Read more at literacypolicy.org
According to a Pew Internet and American Life report, the number of people (age 16 and older) who read e-books increased from 16% to 23% in the past year. The number of those (16 and older) reading printed books fell from 72% to 67%. As the Pew report details, the move toward e-book reading coincides with an increase in the number of electronic reading devices and tablets. By the end of 2012, 19% of Americans (16 and older) owned e-book reading devices compared to 10% last year. Tablet ownership reached 25% of Americans (16 and older) in 2012, up from 10% in 2012.
Download the complete E-Book Reading Jumps; Print Book Reading Declines Pew Research report.
“In a world inundated by information, Susan Barnett says, “it is the compelling stories, not the issues, that will stand out and be remembered.” Stories, she says, “are the way we’ve communicated throughout human history: stories are powerful; they grab and hold our attention; they put a face on an issue and make it personal; they make people care; and, move them to action – both within your organization and outside of it.”
Barnett’s May, 2012 article on the Network for Good website is one of many Learning Center resources including free e-guides, articles, Webinars, case studies, research, and best practices. The Year-End Fundraising Resource Center includes Year-End Fundraising Essentials: How to make it easy for your donors to give this year, Woo & Wow with Social Media, You Had Me at “Hello” – The Mobile Frontier – and more. Sign up for the free, weekly Tips Newsletter and check out the Events 101 – Featured Stories.
In her article, Barnett quotes communication’s guru, Andy Goodman, who says it so well:
Even if you have reams of evidence on your side, remember:
numbers numb, jargon jars, and nobody ever marched
on Washington because of a pie chart.
If you want to connect with your audience, tell them a story.
Susan J. Ellis, President of Energize, Inc. published a May 2011 article that asked: “How do you get your community (and funders and the media) to give time and energy to your organization if it isn’t the current popular cause, is rarely noticed, or is so familiar it seems dated?” Does this sound like the adult literacy issue?
According to Susan, adult illiteracy was once at the top of the charts, “marked by intensive media stories (news items and human interest features), large grants to fund projects, and a flurry of subsequent activity…” How do we “challenge people to do something hard” and “how do we reconcile the long-term demands” of our cause “with the what’s new today push of media attention?”
Read the complete article at: www.energizeinc.com/hot/2011/11may.php
Why Long Fundraising Letters Outpull Shorter Ones
Jeff Brooks • November 2012 • Guidestar.org
“In surveys and focus groups, donors often complain about long fundraising messages. They say exactly what you or I would say: I don’t have time to read something that long. Why don’t they get to the point?”
“That’s what they say. But in real life, donors respond more often to long messages. We don’t know why” but as Brooks says: one possibility is: “the Aunt Ruth Theory: many donors just enjoy reading. More words mean more reading pleasure, and that means more connection and increased chances a person will give.”

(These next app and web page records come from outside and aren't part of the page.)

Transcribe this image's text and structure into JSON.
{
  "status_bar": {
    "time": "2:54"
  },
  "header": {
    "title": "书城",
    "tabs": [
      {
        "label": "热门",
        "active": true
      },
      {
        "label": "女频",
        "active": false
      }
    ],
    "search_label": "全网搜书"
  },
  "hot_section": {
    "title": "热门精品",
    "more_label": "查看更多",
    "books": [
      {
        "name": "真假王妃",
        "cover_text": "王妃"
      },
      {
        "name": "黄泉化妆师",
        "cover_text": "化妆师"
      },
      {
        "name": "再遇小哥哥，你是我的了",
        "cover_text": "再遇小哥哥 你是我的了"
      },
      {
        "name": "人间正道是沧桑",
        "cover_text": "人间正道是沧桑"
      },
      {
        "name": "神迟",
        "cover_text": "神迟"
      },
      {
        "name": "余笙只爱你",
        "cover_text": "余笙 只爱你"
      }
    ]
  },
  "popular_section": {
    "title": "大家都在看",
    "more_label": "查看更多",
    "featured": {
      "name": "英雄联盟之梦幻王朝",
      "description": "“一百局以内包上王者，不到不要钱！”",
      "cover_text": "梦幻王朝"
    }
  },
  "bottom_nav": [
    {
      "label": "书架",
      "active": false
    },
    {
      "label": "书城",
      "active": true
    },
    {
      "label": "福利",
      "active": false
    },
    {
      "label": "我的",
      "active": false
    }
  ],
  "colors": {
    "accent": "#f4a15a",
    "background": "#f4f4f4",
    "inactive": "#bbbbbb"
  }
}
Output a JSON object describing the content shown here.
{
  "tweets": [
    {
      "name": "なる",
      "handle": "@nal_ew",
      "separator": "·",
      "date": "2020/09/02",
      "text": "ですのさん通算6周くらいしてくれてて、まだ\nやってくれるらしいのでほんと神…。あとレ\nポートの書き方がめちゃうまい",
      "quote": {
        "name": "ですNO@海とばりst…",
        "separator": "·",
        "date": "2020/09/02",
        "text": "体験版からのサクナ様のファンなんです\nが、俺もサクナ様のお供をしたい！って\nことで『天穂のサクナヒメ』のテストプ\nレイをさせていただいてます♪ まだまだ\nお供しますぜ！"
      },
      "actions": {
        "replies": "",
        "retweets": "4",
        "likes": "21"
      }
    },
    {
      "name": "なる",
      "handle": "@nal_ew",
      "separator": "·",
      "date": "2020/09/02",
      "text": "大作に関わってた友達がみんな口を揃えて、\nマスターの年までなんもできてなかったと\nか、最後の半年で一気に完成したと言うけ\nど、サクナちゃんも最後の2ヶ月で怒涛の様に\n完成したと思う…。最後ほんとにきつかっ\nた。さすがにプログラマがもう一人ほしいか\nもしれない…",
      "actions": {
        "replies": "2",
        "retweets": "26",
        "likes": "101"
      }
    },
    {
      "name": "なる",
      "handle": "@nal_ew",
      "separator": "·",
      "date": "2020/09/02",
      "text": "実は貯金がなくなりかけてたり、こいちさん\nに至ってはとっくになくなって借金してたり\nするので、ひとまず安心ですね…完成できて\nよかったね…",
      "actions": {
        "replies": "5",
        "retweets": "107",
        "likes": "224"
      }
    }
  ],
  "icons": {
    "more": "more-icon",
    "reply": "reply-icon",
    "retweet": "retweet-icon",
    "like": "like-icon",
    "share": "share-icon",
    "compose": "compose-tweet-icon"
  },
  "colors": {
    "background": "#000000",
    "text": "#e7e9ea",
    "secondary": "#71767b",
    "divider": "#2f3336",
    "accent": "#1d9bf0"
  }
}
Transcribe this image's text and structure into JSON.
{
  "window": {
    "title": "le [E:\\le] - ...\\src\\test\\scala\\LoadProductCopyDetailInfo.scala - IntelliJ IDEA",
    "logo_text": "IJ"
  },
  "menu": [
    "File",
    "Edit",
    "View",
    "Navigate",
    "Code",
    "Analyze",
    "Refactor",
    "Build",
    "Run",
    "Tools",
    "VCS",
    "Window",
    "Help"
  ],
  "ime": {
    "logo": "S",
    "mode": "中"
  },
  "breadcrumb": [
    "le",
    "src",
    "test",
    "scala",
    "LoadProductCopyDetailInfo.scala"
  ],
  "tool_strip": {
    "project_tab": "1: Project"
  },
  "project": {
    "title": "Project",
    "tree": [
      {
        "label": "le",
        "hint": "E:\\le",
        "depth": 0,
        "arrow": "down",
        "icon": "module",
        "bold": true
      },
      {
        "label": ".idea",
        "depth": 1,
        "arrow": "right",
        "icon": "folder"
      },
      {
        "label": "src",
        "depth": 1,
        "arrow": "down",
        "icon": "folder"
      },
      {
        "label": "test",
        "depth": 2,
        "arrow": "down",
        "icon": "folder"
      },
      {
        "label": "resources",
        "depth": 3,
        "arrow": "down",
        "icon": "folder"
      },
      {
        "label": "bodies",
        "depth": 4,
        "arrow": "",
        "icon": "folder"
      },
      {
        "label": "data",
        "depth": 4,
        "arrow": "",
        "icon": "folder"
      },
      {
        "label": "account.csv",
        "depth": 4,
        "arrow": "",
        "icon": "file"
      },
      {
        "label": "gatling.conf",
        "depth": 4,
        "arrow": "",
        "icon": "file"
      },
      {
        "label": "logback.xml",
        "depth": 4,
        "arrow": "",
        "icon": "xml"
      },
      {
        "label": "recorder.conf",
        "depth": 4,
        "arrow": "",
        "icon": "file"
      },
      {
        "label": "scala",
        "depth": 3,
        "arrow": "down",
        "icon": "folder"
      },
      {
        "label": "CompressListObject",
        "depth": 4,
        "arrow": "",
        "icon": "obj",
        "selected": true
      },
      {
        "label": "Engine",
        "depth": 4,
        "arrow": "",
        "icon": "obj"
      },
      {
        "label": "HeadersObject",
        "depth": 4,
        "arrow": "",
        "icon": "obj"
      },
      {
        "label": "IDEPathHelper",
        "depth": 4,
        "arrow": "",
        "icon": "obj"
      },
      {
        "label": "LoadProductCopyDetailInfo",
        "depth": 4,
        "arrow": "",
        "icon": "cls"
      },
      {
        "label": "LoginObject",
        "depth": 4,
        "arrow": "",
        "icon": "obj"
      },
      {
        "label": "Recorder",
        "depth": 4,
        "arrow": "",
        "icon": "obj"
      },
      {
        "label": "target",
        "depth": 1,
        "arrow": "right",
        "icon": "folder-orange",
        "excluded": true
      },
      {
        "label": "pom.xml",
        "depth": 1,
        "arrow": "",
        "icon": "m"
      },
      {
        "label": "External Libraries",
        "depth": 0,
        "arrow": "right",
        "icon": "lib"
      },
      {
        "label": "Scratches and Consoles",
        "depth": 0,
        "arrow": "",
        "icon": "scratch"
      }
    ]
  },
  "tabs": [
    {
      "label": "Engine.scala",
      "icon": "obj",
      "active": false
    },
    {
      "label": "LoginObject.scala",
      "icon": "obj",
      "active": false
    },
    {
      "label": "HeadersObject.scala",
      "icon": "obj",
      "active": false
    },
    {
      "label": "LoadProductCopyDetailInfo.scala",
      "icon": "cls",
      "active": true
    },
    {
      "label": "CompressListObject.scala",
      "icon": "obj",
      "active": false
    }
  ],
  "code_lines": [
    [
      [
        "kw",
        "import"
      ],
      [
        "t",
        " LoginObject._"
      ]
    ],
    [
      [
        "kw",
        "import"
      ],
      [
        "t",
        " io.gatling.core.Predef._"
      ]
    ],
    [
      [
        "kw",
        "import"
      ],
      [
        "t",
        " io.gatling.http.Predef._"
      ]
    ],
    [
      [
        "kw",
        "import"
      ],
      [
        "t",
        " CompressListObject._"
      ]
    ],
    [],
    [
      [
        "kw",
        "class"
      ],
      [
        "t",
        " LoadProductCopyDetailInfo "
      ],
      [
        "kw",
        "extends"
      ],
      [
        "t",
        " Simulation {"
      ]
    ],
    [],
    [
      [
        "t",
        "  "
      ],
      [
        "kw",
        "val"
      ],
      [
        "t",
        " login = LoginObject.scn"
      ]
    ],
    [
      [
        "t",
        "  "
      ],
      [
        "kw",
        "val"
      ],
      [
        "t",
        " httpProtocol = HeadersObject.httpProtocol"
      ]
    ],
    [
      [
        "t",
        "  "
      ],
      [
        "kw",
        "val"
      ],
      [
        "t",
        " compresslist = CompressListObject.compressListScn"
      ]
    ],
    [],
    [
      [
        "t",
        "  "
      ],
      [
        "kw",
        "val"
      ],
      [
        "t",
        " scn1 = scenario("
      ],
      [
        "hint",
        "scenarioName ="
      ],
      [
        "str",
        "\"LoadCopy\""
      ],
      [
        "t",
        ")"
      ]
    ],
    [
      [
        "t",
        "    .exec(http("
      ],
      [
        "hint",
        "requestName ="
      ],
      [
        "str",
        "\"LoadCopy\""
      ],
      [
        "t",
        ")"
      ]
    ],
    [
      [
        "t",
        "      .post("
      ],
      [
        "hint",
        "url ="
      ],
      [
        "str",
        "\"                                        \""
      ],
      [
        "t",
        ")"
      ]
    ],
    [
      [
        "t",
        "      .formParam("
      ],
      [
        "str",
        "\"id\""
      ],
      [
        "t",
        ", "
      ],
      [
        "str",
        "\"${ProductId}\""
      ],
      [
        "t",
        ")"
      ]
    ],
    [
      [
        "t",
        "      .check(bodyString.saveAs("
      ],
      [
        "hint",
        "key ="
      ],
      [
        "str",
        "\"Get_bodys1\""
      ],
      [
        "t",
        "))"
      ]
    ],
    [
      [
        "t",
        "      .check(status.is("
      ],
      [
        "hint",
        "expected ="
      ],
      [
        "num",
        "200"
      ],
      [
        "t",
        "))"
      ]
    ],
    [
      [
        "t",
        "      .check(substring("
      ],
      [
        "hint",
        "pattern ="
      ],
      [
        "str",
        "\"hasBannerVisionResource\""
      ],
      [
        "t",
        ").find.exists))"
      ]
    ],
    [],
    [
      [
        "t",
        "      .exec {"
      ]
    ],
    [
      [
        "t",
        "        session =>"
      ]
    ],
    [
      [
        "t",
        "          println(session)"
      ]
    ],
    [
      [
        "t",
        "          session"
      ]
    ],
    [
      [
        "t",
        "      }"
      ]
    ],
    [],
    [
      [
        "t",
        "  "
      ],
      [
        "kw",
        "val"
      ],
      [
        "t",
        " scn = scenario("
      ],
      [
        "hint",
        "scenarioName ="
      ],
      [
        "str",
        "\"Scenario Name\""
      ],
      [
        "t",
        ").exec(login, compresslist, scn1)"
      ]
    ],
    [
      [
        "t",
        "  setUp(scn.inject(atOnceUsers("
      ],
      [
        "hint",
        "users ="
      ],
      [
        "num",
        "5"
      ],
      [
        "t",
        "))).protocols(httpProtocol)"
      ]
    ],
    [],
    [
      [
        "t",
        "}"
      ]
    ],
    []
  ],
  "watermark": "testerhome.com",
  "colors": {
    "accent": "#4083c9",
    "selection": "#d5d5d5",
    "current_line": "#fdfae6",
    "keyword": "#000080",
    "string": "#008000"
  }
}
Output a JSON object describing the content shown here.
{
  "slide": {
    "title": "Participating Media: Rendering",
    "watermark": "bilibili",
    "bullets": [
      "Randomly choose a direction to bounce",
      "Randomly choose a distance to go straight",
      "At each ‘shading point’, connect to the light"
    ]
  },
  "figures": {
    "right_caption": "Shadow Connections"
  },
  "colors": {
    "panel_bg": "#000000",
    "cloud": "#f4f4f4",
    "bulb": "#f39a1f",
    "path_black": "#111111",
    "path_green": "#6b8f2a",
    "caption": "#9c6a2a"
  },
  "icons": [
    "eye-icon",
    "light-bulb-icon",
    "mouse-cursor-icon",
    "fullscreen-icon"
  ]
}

Brooks goes on to say: “Some people believe the era of long messages is ending. They say text messaging, 140-character tweets, and changes in the ways people communicate and retrieve information work against people sitting down to read the way Aunt Ruth does. Maybe. But so far, longer messages are holding their own.” Read the complete GuideStar article here